“I feel so intensely the delights of shutting oneself up in a little world of one’s own, with pictures and music and everything beautiful,” says Mrs. Clarissa Dalloway, first introduced in Virginia Woolf’s premiere novel, The Voyage Out, published on this day in 1913. Woolf’s revolutionary career as a novelist, essayist, and Modernist thinker began with this novel about young Rachel Vinrace’s journey from Edwardian society to exotic South America, where her freedom of thought and feeling grow the further she gets from home.
English novelist and critic Virginia Woolf (1882 – 1941), 1902. (Photo by George C. Beresford/Hulton Archive/Getty Images)
Though Rare Books and Manuscripts does not possess a first edition of this particular work, we do hold copies of many of Woolf’s most popular writings, including several first editions from her and husband Leonard Woolf’s Hogarth Press, a signed copy of Orlando (1928), and a copy of her last novel, Between the Acts (1941), published after her suicide and signed by her husband.
~ Cecelia Bellomy
“I will honour Christmas in my heart, and try to keep it all the year,” is Ebenezer Scrooge’s exclamation at the end of Charles Dickens’ A Christmas Carol, which was first published 172 years ago (Dec. 19, 1843). The wildly popular novella is credited with reforming the public image and celebration of Christmas to one of celebration and humanitarianism. While we don’t hold a copy of that first edition, Rare Books does have a later collection of Christmas stories, which features the revelry of Mr. Fezziwig’s party on the frontispiece:
Also included among the strong collection of Dickens materials in the OSU Libraries are three first edition novels in their original serialized formats (The Pickwick Papers, David Copperfield, and A Tale of Two Cities), two first edition serialized novels, bound after publication (Bleak House and Our Mutual Friend), and two collections of original Dickens periodicals (Master Humphrey’s Clock and Household Words).
David Copperfield in original parts
Dickens’ classic can currently be viewed in two adaptations on the Columbus stage: Mr. Scrooge at the Columbus Children’s Theatre and A Christmas Carol at the Columbus Civic Theatre (both closing Dec. 20).

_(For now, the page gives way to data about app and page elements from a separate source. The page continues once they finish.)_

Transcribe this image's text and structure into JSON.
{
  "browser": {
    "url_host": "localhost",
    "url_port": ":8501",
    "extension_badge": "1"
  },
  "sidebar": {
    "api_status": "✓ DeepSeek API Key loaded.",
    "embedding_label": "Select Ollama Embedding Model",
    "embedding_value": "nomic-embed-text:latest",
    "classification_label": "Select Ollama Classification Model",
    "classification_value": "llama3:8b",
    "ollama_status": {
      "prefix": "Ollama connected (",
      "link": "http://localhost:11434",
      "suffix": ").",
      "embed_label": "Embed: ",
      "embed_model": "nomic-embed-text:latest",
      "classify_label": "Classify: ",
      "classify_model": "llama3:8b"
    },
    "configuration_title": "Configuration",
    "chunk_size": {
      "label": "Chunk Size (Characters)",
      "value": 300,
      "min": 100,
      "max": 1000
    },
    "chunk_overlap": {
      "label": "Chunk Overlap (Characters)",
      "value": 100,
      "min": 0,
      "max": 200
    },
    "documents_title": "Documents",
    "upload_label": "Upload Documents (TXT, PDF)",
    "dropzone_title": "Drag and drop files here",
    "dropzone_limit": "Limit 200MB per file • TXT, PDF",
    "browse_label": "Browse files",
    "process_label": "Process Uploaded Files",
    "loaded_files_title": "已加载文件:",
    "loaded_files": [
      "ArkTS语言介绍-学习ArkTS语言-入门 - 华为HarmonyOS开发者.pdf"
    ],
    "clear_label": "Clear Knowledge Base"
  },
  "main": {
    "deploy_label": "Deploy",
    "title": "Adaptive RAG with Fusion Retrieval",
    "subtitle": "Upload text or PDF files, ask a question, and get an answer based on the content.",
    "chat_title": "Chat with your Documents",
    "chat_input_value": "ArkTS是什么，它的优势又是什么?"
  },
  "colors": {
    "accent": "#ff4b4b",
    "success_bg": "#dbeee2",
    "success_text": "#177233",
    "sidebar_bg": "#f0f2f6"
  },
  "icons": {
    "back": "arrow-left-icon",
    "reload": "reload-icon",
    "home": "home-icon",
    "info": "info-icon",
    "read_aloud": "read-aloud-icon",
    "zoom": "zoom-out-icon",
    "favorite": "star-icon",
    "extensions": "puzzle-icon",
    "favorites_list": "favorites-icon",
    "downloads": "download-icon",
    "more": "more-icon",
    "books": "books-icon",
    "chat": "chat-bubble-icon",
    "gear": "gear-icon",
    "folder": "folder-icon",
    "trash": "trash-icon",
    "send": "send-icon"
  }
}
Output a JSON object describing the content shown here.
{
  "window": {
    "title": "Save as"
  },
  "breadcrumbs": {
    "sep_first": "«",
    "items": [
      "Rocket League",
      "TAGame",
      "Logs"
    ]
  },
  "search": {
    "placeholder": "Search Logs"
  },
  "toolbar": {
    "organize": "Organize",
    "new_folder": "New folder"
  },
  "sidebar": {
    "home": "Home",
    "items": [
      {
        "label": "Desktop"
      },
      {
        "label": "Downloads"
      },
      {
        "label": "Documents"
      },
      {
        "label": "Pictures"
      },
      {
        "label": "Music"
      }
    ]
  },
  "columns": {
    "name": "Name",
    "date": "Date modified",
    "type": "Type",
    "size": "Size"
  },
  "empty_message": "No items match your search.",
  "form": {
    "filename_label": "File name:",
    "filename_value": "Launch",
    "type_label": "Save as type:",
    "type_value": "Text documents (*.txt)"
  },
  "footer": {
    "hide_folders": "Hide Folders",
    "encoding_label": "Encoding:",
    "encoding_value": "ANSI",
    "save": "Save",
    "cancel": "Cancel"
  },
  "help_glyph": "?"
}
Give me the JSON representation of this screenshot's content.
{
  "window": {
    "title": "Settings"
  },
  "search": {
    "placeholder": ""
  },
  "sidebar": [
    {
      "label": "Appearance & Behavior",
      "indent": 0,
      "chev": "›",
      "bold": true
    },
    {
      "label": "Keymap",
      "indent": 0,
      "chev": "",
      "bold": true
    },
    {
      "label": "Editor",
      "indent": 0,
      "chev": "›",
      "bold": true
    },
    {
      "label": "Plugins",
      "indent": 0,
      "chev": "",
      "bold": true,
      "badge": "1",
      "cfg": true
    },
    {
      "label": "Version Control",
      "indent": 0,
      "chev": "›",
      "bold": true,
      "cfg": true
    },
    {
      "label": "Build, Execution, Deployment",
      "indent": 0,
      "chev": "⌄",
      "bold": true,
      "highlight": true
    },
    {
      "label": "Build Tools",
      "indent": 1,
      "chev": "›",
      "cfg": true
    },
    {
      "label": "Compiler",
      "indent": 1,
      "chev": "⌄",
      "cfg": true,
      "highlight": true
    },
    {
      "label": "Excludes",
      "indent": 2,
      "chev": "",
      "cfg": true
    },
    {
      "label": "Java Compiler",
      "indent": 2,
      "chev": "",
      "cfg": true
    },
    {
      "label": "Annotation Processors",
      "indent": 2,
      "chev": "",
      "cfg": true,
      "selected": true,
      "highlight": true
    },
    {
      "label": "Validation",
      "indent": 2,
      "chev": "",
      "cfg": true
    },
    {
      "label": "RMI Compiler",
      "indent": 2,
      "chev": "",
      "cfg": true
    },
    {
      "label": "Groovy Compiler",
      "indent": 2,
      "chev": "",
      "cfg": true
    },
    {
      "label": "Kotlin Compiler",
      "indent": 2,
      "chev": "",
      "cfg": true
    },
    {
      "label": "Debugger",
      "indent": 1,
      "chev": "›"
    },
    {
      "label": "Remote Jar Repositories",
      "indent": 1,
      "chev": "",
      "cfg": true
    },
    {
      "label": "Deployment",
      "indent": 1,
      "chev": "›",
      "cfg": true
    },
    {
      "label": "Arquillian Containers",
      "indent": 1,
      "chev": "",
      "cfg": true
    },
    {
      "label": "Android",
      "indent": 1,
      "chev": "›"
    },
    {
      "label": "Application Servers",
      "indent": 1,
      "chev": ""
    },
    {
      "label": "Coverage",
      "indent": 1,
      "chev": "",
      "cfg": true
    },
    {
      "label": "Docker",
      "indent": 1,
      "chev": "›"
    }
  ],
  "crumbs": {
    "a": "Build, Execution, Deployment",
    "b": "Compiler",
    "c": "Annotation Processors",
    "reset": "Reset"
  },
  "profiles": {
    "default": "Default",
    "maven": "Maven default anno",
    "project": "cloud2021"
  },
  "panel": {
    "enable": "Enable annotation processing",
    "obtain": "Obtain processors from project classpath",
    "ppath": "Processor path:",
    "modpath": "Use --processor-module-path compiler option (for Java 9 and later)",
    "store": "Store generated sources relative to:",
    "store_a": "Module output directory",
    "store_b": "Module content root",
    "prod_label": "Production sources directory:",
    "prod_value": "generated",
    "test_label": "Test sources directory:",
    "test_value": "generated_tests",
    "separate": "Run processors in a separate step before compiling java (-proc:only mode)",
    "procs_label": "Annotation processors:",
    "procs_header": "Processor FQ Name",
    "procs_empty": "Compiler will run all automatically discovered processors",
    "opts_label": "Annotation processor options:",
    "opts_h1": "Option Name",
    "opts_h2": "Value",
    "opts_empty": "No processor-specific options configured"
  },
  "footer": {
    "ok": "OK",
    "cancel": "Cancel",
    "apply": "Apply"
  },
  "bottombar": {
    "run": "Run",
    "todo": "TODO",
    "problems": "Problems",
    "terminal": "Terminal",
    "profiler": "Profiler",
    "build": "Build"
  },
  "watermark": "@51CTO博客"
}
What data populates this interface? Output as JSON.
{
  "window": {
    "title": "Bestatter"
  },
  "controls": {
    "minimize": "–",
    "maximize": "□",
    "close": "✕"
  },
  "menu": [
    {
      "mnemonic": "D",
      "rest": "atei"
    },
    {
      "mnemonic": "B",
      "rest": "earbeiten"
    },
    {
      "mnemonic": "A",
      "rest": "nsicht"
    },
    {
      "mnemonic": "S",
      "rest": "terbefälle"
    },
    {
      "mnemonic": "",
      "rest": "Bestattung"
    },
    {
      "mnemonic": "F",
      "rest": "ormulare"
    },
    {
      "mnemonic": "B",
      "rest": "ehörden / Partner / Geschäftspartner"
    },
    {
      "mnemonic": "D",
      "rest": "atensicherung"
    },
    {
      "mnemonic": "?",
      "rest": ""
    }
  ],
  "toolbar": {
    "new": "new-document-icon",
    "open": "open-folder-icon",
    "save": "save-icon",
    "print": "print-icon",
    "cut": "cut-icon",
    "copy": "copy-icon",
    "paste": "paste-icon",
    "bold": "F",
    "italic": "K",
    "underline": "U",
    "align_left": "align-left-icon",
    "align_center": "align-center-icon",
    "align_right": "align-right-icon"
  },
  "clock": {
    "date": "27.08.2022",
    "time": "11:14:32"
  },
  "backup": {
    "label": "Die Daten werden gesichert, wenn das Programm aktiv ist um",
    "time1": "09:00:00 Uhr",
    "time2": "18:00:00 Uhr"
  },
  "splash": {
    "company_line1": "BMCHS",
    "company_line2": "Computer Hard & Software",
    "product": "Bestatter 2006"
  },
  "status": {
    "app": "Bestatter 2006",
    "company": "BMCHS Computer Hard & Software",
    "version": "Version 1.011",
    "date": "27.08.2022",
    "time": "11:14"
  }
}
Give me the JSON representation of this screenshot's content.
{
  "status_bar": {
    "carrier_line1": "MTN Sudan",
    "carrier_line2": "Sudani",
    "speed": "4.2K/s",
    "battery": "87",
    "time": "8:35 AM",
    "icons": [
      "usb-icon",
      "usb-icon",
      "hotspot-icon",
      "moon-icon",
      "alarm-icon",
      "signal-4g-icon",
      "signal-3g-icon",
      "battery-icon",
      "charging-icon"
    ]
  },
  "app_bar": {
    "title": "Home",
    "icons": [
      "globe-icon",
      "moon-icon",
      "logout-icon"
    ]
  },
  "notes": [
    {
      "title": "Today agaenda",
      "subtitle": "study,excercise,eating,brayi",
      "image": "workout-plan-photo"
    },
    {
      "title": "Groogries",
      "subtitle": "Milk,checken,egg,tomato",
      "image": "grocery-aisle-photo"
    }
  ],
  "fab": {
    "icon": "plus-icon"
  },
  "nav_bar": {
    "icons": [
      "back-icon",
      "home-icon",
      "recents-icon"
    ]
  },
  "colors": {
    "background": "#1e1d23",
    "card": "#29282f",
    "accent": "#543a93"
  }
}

Want more Dickens? Don’t forget the annual Dickens events at Ohio Village (Ohio History Connection), or visit downtown Cambridge, Ohio during the holidays for an abundance of Dickens characters and scenes on display along the sidewalks. In fact, if you stop in at the welcome center to warm up you can slip into something more appropriate for the time period and take photos.
Professor Elizabeth Renker of the Department of English has been among the most stalwart users of the holdings from the William Charvat Collection of American Literature. Of especial note, Professor Renker originated and developed a literary archives course that, over the years, has enlightened both undergraduate and graduate students on the rewards of hands-on research of primary materials. Her students have won numerous research awards for their papers on nineteenth-century American culture, particularly, Sarah Piatt, other period poets, story papers, sheet music, trade catalogs and more.
On May 25, 2015 (Memorial Day) members of the 2015 literary archives course will be presenting their research at a special event sponsored by Mac-O-Chee Castle, a private, family-owned museum that interprets over 200 years of history of the Ohio land and Ohio people. The event is part of Castle’s Centennial Season that celebrates the cultural ideas that defined the 19th Century.
Program and contact information can be found at: http://library.osu.edu/documents/rarebooks/events/PiattCastlesSalonMay2015.pdf
Rare Books and Manuscripts Curators, like our colleagues around the world, worry every day about the lifespans of the audiovisual materials entrusted to our care. We welcome this opportunity to remind the wider community just how valuable AND how vulnerable they are, calling attention to the UNESCO World Day for Audiovisual Heritage.
At the same time as this year’s celebration of the World Day for Audiovisual Heritage 2014, the Rare Books and Manuscripts Library is delighted to officially announce the completion of one of our many digitization projects, the videotaped interviews in the Jessica Mitford collection. The Mitford Collection has been particularly popular among researchers. The videos, recorded on U-matic tapes, were no longer accessible for viewing in the reading room. Even if we were to borrow a U-matic player from another campus office we would be hesitant to play the tapes for fear of causing permanent damage. Instead, we entrusted professionals to play them and simultaneously transfer them to digital format in the process. At the same time, the University Libraries is in the process of establishing standards and guidelines for preserving the digital files locally, so that we are prepared to transfer these precious recordings to new formats and storage media in the future.